US200802425179 Jun 20082 Oct 2008Hoist Fitness SystemsExercise machine with moving user support and multiple part linkage
US2008024892919 Jun 20089 Oct 2008Hoist Fitness Systems, Inc.Multi-station exercise machine
USD3570414 Jan 19944 Apr 1995Formula Ventures, Inc.Recumbent leg and arm exerciser
USD37250916 Feb 19956 Aug 1996 Physical exerciser
CA2075331A15 Aug 19926 Feb 1994Paul Edward SlevinskyExercise apparatus
Referenced by
Citing PatentFiling datePublication dateApplicantTitle
US816280730 Aug 201024 Apr 2012Hoist Fitness Systems, Inc.Exercise machine with multi-function user engagement device
US8574137 *6 Jan 20115 Nov 2013National Taiwan UniversityUpper limb training device
US20120040807 *6 Jan 201116 Feb 2012Dar-Zen ChenUpper Limb Training Device
Classifications
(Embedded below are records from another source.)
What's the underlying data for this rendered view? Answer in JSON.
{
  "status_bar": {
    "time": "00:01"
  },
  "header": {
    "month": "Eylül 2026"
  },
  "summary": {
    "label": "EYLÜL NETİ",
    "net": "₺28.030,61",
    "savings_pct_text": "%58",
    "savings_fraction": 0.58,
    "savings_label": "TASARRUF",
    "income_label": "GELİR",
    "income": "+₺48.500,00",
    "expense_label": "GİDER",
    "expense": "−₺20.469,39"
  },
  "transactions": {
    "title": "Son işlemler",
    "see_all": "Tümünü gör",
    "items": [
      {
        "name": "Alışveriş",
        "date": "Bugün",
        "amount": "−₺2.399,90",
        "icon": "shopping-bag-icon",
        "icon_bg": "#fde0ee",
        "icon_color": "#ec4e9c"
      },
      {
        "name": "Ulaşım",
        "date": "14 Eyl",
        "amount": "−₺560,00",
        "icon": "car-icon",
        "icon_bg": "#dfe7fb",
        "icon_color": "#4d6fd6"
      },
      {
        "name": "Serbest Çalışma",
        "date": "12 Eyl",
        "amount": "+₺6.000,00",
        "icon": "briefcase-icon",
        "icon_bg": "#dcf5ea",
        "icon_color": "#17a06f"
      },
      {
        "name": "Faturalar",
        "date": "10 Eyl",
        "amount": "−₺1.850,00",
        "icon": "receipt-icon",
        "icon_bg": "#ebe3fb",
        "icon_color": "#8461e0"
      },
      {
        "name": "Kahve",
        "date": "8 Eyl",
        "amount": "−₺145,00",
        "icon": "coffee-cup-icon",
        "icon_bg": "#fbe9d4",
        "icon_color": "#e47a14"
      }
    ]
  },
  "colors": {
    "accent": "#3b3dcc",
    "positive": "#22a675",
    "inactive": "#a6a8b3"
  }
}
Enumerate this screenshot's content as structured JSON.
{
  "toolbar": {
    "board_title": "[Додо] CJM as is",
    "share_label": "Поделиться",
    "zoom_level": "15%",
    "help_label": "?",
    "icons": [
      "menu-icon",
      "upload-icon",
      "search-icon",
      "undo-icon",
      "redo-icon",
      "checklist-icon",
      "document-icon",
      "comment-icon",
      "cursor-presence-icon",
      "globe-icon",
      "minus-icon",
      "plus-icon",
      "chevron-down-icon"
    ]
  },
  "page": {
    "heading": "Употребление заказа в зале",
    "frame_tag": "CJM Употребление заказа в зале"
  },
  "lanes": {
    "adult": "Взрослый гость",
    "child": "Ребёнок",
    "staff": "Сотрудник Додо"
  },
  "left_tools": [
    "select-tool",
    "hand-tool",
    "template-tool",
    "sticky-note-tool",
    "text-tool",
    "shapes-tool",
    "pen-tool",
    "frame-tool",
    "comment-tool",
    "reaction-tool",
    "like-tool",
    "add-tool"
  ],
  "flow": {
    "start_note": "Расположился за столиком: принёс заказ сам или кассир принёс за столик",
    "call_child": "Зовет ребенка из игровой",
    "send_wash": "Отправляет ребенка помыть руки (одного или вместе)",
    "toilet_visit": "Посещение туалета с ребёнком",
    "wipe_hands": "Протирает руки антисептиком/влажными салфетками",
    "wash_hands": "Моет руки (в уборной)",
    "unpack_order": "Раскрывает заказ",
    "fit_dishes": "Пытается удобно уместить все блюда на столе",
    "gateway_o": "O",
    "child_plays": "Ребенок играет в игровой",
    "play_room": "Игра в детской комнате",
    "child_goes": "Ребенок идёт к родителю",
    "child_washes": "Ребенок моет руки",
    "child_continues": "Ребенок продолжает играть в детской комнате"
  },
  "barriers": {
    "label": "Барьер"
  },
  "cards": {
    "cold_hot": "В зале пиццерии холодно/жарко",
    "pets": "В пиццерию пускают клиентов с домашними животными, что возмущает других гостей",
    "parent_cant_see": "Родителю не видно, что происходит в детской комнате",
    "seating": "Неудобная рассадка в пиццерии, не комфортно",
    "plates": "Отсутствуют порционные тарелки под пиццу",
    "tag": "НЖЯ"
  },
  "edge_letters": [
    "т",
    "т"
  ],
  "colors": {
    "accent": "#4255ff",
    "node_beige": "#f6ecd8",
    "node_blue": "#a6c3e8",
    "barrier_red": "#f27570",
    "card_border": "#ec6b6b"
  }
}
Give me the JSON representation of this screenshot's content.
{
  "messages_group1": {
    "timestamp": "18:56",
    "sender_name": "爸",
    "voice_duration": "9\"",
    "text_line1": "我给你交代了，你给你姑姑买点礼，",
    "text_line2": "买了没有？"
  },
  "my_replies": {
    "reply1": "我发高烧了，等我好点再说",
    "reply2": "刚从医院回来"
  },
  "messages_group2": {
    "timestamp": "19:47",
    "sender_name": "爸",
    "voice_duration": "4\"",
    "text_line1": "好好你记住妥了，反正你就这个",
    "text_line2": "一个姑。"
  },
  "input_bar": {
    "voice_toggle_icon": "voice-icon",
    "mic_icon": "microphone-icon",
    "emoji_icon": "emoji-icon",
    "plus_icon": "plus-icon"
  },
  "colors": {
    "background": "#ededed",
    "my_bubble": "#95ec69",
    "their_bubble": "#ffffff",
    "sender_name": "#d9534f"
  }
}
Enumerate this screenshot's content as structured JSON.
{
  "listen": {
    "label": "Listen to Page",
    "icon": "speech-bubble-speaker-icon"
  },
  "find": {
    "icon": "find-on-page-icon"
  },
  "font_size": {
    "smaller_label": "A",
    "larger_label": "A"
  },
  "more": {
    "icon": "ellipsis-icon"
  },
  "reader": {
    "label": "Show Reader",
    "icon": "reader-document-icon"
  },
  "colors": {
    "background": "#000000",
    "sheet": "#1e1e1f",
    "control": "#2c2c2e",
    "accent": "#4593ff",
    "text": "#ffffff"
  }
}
U.S. Classification48/72, 482/95, 482/96
International ClassificationA63B21/06, A63B21/08, A63B21/00, A63B21/062, A63B23/12
Cooperative ClassificationA63B21/1434, A63B2208/12, A63B23/1245, A63B2208/0233, A63B21/062, A63B23/1218
European ClassificationA63B23/12D
Legal Events
DateCodeEventDescription
9 Nov 2012FPAYFee payment
Year of fee payment: 4
2 Sep 2009ASAssignment
Owner name: HOIST FITNESS SYSTEMS, CALIFORNIA
Free format text: ASSIGNMENT OF ASSIGNORS INTEREST;ASSIGNORS:WEBBER, RANDALL T.;HOCKRIDGE, BRUCE;MEREDITH, JEFFREY O.;REEL/FRAME:023181/0713
Effective date: 20031021